» **Exercise**: From the first line to the last, write out the records below exactly as they appear.

» **Task inputs**:

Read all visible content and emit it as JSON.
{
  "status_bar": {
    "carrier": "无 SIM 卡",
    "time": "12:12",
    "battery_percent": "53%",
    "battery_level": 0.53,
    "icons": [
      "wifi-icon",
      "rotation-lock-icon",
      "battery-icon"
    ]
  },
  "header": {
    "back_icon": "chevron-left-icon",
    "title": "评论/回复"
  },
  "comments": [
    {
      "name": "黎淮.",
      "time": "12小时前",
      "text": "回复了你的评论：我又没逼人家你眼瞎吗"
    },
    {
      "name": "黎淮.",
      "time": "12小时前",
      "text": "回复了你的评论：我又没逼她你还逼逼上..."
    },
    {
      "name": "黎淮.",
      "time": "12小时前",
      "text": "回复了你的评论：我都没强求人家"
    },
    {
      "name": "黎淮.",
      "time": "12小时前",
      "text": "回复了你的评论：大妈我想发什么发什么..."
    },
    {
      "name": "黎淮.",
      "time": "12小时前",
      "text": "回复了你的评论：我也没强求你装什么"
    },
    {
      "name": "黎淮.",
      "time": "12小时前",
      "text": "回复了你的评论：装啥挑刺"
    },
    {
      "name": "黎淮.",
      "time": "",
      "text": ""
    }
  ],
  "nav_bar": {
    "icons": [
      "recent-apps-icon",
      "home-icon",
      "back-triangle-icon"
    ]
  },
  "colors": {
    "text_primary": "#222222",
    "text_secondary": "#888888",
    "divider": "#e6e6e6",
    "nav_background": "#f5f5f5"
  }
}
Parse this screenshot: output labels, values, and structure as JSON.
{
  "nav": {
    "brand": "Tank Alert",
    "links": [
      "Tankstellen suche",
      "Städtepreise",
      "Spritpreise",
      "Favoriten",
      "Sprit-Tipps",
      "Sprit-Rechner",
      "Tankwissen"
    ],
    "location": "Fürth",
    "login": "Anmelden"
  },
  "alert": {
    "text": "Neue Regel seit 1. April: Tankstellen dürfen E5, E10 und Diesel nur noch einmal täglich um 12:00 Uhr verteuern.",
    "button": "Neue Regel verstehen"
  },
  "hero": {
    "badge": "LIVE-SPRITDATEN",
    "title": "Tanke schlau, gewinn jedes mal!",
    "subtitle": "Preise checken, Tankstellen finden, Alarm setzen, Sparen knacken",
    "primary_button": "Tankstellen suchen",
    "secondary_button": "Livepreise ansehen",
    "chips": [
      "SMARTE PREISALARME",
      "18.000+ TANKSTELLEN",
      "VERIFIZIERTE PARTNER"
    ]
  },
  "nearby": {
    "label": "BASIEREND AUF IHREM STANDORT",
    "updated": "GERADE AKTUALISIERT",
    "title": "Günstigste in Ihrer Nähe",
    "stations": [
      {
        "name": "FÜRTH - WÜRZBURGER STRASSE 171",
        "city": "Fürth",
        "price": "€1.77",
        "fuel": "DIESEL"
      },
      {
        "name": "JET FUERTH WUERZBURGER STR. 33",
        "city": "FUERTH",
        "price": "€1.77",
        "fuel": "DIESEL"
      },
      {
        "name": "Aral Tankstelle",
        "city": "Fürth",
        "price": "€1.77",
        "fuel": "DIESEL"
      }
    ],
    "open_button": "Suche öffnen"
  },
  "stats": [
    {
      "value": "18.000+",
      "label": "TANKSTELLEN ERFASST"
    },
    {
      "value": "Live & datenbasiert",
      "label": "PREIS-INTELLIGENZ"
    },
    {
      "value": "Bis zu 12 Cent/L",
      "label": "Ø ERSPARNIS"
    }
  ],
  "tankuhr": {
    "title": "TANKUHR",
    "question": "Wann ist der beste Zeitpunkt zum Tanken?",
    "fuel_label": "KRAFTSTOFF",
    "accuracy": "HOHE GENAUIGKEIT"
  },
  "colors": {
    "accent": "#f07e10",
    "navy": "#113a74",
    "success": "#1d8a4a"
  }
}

» **Solution for this exercise**:
Read all visible content and emit it as JSON.
{
  "status_bar": {
    "carrier": "无 SIM 卡",
    "time": "12:12",
    "battery_percent": "53%",
    "battery_level": 0.53,
    "icons": [
      "wifi-icon",
      "rotation-lock-icon",
      "battery-icon"
    ]
  },
  "header": {
    "back_icon": "chevron-left-icon",
    "title": "评论/回复"
  },
  "comments": [
    {
      "name": "黎淮.",
      "time": "12小时前",
      "text": "回复了你的评论：我又没逼人家你眼瞎吗"
    },
    {
      "name": "黎淮.",
      "time": "12小时前",
      "text": "回复了你的评论：我又没逼她你还逼逼上..."
    },
    {
      "name": "黎淮.",
      "time": "12小时前",
      "text": "回复了你的评论：我都没强求人家"
    },
    {
      "name": "黎淮.",
      "time": "12小时前",
      "text": "回复了你的评论：大妈我想发什么发什么..."
    },
    {
      "name": "黎淮.",
      "time": "12小时前",
      "text": "回复了你的评论：我也没强求你装什么"
    },
    {
      "name": "黎淮.",
      "time": "12小时前",
      "text": "回复了你的评论：装啥挑刺"
    },
    {
      "name": "黎淮.",
      "time": "",
      "text": ""
    }
  ],
  "nav_bar": {
    "icons": [
      "recent-apps-icon",
      "home-icon",
      "back-triangle-icon"
    ]
  },
  "colors": {
    "text_primary": "#222222",
    "text_secondary": "#888888",
    "divider": "#e6e6e6",
    "nav_background": "#f5f5f5"
  }
}
Parse this screenshot: output labels, values, and structure as JSON.
{
  "nav": {
    "brand": "Tank Alert",
    "links": [
      "Tankstellen suche",
      "Städtepreise",
      "Spritpreise",
      "Favoriten",
      "Sprit-Tipps",
      "Sprit-Rechner",
      "Tankwissen"
    ],
    "location": "Fürth",
    "login": "Anmelden"
  },
  "alert": {
    "text": "Neue Regel seit 1. April: Tankstellen dürfen E5, E10 und Diesel nur noch einmal täglich um 12:00 Uhr verteuern.",
    "button": "Neue Regel verstehen"
  },
  "hero": {
    "badge": "LIVE-SPRITDATEN",
    "title": "Tanke schlau, gewinn jedes mal!",
    "subtitle": "Preise checken, Tankstellen finden, Alarm setzen, Sparen knacken",
    "primary_button": "Tankstellen suchen",
    "secondary_button": "Livepreise ansehen",
    "chips": [
      "SMARTE PREISALARME",
      "18.000+ TANKSTELLEN",
      "VERIFIZIERTE PARTNER"
    ]
  },
  "nearby": {
    "label": "BASIEREND AUF IHREM STANDORT",
    "updated": "GERADE AKTUALISIERT",
    "title": "Günstigste in Ihrer Nähe",
    "stations": [
      {
        "name": "FÜRTH - WÜRZBURGER STRASSE 171",
        "city": "Fürth",
        "price": "€1.77",
        "fuel": "DIESEL"
      },
      {
        "name": "JET FUERTH WUERZBURGER STR. 33",
        "city": "FUERTH",
        "price": "€1.77",
        "fuel": "DIESEL"
      },
      {
        "name": "Aral Tankstelle",
        "city": "Fürth",
        "price": "€1.77",
        "fuel": "DIESEL"
      }
    ],
    "open_button": "Suche öffnen"
  },
  "stats": [
    {
      "value": "18.000+",
      "label": "TANKSTELLEN ERFASST"
    },
    {
      "value": "Live & datenbasiert",
      "label": "PREIS-INTELLIGENZ"
    },
    {
      "value": "Bis zu 12 Cent/L",
      "label": "Ø ERSPARNIS"
    }
  ],
  "tankuhr": {
    "title": "TANKUHR",
    "question": "Wann ist der beste Zeitpunkt zum Tanken?",
    "fuel_label": "KRAFTSTOFF",
    "accuracy": "HOHE GENAUIGKEIT"
  },
  "colors": {
    "accent": "#f07e10",
    "navy": "#113a74",
    "success": "#1d8a4a"
  }
}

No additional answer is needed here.